Exercise goal ▸
The records appear below. Report how many of their lines contain the word "this", giving the number alone.

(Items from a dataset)
━━━━━━━━━━━━━━━━━━━━━━━━━━━━━━

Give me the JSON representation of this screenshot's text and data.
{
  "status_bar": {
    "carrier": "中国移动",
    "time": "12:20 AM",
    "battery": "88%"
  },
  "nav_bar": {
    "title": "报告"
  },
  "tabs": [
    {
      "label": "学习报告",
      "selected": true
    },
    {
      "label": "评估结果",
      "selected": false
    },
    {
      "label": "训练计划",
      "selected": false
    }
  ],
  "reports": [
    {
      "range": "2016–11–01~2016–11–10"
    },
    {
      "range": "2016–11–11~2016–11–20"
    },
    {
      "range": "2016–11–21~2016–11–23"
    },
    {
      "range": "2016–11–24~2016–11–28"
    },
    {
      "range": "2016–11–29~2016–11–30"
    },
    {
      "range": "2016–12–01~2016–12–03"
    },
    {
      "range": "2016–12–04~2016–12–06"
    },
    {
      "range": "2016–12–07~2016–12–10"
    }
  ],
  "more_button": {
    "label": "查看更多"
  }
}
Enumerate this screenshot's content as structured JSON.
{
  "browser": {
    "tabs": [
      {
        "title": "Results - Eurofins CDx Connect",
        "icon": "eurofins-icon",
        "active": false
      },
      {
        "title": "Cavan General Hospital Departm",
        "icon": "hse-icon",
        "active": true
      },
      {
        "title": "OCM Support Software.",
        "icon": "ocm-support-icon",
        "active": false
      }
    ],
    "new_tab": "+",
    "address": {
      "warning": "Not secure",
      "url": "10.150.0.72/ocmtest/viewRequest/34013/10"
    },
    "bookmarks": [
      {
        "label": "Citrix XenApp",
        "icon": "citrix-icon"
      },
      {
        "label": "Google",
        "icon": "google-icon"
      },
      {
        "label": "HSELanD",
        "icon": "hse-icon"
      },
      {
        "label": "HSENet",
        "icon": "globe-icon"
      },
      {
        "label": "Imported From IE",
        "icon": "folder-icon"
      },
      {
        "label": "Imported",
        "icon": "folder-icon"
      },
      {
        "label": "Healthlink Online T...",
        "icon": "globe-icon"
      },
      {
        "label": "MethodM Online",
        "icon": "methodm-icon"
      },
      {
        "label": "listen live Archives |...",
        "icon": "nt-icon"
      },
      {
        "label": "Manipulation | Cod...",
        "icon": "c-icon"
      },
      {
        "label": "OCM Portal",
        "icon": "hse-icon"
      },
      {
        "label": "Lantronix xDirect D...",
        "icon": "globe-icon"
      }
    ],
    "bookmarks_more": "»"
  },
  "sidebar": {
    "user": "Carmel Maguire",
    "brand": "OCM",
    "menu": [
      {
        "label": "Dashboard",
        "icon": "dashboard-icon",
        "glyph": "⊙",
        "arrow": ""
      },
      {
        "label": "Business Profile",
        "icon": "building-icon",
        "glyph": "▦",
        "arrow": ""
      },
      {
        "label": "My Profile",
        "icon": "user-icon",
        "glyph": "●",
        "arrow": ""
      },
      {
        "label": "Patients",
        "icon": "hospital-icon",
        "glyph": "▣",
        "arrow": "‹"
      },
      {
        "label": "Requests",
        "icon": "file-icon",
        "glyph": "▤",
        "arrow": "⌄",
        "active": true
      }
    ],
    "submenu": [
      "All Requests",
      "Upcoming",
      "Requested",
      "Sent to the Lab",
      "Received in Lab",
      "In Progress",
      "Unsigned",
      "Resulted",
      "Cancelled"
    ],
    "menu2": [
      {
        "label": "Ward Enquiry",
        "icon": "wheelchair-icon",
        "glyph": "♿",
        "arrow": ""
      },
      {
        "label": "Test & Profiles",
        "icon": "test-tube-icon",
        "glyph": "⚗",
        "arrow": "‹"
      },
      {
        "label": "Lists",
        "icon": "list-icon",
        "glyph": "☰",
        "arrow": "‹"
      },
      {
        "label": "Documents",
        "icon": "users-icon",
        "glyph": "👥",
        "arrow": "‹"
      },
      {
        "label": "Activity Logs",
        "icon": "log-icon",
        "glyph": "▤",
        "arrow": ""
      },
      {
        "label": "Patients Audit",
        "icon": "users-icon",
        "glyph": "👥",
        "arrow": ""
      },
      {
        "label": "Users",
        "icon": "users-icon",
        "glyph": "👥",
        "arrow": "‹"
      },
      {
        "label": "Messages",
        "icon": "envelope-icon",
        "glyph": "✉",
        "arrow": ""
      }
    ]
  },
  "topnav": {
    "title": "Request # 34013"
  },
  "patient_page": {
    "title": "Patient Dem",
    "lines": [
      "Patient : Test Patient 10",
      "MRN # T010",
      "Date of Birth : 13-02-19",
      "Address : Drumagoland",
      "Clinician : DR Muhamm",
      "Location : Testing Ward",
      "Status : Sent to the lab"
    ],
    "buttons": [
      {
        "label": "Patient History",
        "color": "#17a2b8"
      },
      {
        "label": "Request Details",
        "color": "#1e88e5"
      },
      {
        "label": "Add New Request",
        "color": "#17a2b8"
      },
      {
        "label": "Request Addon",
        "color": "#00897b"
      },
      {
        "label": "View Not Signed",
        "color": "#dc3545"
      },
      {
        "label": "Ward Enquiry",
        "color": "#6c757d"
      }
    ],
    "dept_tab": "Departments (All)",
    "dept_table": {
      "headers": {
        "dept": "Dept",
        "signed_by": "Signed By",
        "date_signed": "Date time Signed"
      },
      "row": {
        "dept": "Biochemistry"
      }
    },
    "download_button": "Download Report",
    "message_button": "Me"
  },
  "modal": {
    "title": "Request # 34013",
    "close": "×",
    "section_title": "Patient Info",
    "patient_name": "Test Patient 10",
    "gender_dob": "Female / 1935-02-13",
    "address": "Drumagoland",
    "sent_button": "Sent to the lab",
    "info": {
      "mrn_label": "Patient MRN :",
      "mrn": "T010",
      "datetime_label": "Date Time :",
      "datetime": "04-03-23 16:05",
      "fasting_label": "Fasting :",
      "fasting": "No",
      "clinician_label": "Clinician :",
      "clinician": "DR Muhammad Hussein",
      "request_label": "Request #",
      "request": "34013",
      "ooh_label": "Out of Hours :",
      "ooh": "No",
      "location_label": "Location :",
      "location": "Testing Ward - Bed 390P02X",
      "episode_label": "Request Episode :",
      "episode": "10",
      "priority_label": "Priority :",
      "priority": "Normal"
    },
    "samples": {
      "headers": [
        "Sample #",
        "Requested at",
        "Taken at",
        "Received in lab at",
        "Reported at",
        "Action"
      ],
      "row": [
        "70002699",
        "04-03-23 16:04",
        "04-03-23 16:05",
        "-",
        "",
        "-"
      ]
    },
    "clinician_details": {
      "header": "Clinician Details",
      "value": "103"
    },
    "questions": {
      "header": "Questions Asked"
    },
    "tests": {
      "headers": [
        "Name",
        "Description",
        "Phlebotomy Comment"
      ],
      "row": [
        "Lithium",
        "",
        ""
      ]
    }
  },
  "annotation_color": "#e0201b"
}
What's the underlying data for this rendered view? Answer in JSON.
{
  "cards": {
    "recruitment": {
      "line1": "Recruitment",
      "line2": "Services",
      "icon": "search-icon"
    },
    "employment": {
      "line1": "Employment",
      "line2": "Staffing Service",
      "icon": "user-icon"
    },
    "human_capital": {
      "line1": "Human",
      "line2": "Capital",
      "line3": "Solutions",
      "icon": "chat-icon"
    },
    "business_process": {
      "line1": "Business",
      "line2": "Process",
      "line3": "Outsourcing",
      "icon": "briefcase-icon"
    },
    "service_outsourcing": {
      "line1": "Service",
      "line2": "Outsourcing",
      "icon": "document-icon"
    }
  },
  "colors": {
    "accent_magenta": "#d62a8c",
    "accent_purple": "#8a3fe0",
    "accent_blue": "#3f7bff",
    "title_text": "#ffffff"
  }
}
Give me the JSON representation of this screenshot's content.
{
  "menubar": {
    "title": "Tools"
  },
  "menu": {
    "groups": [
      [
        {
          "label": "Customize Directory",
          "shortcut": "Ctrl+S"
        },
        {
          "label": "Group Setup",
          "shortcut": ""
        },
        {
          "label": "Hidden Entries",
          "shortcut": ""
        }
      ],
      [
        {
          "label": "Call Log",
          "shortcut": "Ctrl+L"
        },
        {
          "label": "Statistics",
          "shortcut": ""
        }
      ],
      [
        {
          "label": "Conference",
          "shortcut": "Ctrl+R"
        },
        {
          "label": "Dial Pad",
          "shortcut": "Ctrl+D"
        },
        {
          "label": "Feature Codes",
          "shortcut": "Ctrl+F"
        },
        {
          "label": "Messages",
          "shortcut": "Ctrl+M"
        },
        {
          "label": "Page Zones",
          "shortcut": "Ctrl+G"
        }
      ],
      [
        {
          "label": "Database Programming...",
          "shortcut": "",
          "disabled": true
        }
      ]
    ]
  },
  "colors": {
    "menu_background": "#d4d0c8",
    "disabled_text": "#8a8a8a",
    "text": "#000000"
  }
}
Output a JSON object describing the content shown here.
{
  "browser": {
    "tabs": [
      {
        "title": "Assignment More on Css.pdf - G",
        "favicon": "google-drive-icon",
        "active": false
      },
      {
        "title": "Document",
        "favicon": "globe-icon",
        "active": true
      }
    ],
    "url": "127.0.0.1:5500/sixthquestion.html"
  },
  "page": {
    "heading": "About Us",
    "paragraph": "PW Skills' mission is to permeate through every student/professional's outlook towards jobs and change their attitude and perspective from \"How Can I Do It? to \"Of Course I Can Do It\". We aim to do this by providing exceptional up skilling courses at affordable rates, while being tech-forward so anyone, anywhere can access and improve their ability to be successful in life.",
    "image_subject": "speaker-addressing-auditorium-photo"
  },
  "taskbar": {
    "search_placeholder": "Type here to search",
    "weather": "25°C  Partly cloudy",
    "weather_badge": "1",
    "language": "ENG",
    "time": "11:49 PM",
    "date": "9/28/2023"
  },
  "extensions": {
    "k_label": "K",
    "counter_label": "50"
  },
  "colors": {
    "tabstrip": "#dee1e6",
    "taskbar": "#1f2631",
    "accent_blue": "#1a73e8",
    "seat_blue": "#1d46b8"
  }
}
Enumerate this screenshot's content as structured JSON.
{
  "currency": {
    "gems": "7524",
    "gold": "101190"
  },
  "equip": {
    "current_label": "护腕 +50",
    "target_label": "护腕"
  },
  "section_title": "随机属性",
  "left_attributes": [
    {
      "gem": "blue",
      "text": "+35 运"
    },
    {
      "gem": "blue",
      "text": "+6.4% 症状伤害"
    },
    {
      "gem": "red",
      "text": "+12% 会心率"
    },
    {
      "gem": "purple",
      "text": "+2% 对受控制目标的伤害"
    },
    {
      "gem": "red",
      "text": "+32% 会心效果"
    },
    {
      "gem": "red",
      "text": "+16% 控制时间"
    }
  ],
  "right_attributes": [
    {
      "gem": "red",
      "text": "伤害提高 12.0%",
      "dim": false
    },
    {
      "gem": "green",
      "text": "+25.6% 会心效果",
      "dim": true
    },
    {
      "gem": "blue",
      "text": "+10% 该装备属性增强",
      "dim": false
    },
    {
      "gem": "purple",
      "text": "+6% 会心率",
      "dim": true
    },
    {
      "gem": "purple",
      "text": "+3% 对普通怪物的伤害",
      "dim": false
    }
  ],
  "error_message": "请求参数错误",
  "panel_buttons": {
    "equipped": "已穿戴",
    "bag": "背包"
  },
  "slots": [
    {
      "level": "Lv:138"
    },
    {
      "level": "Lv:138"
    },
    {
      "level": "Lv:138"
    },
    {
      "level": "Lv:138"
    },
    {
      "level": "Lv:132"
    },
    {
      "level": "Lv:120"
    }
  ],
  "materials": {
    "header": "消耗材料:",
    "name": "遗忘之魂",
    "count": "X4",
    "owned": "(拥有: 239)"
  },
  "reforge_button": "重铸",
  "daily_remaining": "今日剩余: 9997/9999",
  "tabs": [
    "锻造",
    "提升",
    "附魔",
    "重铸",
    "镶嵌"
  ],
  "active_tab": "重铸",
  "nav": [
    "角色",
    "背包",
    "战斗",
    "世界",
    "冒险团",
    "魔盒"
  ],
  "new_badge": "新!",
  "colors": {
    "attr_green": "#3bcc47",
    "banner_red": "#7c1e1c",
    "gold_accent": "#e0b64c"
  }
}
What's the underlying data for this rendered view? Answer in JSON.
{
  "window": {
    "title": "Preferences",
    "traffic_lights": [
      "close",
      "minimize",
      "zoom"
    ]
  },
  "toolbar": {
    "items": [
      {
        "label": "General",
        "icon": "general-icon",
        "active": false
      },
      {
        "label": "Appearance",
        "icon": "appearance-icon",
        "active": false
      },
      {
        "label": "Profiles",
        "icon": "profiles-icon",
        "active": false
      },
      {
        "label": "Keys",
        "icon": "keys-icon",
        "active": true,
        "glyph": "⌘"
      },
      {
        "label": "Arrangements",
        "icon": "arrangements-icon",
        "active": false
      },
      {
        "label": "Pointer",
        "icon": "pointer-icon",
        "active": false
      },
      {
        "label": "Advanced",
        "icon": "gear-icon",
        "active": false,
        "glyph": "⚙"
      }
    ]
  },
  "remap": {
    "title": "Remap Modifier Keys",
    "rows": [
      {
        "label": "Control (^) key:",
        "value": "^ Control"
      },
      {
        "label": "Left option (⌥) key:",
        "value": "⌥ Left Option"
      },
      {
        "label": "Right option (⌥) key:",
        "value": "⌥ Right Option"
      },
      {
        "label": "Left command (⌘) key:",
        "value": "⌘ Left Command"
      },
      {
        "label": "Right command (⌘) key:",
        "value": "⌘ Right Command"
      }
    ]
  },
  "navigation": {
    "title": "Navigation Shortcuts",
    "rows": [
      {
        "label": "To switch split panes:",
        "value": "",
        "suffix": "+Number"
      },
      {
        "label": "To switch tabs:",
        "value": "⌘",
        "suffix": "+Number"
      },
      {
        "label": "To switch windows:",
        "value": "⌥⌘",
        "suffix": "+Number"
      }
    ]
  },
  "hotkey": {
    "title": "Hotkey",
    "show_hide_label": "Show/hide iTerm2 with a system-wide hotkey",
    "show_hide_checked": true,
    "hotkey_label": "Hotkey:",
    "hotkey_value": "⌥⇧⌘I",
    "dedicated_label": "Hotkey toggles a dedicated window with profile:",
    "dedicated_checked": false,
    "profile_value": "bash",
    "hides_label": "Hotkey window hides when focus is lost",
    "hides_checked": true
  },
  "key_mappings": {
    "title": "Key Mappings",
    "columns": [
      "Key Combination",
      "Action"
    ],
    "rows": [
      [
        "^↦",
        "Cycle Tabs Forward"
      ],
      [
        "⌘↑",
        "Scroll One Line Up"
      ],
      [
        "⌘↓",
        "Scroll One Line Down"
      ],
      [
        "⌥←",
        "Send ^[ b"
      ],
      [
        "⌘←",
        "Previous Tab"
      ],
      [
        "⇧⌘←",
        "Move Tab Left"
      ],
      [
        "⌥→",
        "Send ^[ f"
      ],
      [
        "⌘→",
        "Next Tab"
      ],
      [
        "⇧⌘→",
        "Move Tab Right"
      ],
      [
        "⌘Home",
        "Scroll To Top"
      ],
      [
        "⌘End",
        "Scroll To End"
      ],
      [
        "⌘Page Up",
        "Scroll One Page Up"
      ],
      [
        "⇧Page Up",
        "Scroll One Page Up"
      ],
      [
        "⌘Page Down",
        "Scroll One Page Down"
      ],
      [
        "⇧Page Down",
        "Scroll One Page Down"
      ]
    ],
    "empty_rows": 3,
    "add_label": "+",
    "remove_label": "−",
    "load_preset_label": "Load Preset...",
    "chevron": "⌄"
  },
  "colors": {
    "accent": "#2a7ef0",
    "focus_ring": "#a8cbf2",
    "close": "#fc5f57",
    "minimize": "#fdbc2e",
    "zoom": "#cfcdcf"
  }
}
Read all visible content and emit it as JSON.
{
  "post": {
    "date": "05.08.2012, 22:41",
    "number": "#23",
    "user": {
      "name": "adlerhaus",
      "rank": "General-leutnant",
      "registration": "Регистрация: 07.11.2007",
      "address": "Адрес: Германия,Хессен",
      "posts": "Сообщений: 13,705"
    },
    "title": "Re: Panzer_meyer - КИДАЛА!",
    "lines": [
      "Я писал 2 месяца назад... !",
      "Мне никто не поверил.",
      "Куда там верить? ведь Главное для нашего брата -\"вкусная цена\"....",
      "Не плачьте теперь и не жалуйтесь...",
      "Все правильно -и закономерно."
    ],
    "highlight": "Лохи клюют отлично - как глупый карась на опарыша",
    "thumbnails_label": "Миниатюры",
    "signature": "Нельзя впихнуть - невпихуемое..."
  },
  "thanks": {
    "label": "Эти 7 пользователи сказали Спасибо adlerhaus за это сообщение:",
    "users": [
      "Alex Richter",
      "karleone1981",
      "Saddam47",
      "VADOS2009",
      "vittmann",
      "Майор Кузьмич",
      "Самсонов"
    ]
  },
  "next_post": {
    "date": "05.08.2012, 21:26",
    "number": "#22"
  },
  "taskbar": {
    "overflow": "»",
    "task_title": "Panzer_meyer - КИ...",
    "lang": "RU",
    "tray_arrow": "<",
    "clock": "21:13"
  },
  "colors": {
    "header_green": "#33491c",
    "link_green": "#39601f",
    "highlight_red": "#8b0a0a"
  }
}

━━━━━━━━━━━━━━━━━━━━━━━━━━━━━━

Exercise result ▸
7